• [Aim of the exercise] A bare number is the expected answer: the count of lines in the records that contain the word "heading".

· · · · · · ·

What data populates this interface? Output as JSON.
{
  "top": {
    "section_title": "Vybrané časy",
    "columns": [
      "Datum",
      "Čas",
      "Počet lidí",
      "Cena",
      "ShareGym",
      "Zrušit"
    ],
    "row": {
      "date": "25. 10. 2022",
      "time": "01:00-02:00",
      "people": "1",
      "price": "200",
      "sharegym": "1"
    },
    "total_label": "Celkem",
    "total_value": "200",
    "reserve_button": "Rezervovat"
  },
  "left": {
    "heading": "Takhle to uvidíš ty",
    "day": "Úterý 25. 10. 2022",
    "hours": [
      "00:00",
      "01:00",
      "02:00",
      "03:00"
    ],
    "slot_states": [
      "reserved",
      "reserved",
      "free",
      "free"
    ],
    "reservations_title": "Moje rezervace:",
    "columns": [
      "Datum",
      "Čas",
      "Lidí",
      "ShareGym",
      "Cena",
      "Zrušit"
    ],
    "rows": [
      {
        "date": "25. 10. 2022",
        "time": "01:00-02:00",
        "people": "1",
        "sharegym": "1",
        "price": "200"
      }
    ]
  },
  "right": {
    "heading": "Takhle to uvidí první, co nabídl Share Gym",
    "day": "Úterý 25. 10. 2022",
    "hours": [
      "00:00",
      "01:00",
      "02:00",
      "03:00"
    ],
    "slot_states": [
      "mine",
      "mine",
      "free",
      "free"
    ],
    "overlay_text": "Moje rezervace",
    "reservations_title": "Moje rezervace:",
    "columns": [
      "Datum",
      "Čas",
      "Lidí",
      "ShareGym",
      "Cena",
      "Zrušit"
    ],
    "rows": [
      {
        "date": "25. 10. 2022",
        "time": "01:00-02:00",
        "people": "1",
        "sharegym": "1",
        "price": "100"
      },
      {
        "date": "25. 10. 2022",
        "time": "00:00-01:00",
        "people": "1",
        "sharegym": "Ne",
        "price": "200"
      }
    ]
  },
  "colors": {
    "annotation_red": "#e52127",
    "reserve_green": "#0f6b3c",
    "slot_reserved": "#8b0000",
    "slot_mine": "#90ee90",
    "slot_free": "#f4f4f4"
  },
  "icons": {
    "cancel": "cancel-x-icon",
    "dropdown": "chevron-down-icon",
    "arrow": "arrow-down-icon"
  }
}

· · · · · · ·

• [Written response] 2